WHAT THE TASK REQUIRES ::
Look for "setNextHandler" in the material below and show each line that contains it.

:::

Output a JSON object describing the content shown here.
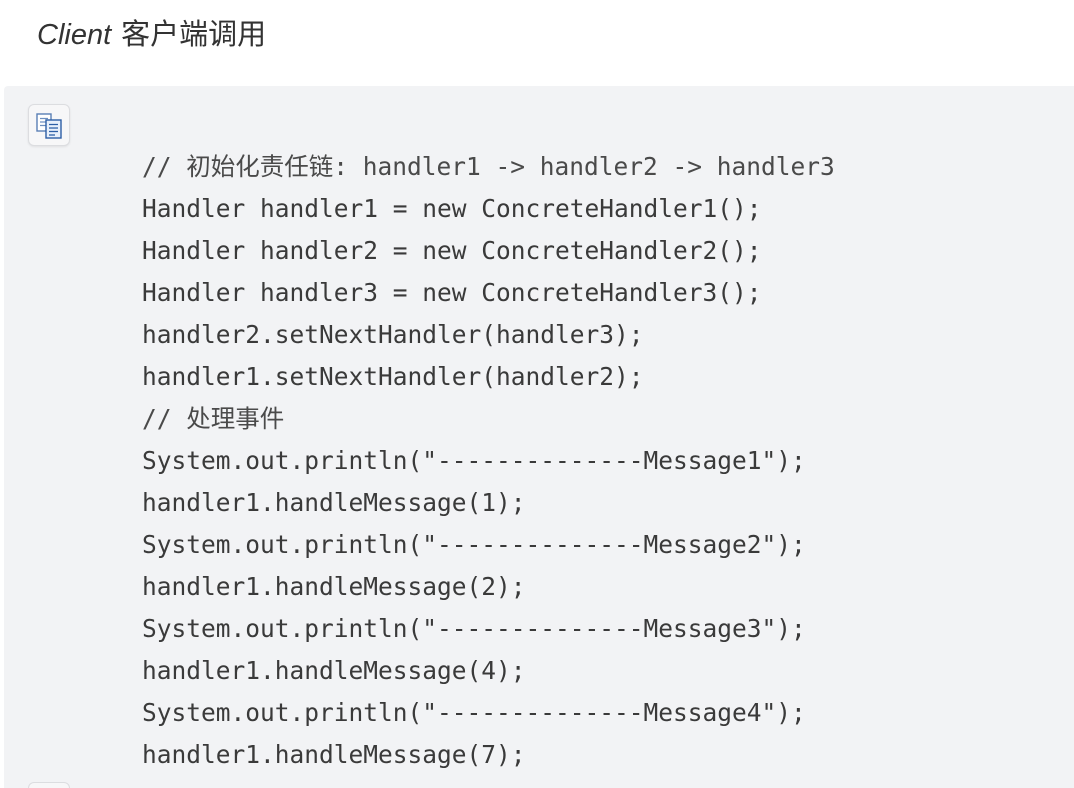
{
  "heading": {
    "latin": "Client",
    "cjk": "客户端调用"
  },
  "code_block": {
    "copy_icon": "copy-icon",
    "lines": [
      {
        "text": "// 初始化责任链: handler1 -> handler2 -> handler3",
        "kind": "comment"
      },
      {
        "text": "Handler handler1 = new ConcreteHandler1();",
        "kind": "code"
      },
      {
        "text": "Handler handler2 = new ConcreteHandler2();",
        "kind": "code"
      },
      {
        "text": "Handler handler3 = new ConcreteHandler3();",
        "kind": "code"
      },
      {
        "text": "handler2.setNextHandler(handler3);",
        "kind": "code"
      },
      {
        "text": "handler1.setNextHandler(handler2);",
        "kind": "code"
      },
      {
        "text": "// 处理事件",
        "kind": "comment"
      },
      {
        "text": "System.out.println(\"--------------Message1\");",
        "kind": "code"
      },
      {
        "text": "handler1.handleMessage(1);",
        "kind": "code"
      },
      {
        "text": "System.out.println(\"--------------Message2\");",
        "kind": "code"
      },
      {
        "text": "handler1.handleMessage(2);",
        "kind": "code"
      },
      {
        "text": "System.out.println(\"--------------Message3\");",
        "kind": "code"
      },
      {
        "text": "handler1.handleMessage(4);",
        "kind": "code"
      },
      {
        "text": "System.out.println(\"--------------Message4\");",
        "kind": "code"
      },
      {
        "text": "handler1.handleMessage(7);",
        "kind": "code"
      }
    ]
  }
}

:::

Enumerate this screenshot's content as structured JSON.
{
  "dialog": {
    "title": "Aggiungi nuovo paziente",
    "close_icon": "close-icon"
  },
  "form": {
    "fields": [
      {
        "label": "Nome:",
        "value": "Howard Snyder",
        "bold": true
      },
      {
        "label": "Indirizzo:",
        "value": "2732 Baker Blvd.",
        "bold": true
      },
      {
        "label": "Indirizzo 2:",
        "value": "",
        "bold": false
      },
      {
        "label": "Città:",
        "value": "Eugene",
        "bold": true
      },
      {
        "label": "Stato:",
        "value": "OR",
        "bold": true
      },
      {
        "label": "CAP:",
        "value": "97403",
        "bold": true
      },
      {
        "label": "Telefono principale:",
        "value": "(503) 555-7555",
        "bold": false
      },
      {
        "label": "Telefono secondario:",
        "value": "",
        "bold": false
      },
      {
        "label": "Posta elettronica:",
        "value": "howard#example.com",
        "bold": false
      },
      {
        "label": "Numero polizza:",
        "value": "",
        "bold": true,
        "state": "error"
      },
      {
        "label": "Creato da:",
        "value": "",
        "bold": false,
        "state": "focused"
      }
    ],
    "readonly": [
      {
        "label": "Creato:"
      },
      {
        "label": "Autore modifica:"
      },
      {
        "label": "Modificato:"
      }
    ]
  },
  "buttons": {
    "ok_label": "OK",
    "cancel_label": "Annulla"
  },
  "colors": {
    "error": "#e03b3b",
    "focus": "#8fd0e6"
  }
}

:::

SOLUTION FOR THIS TASK ::
        "text": "handler2.setNextHandler(handler3);",
        "text": "handler1.setNextHandler(handler2);",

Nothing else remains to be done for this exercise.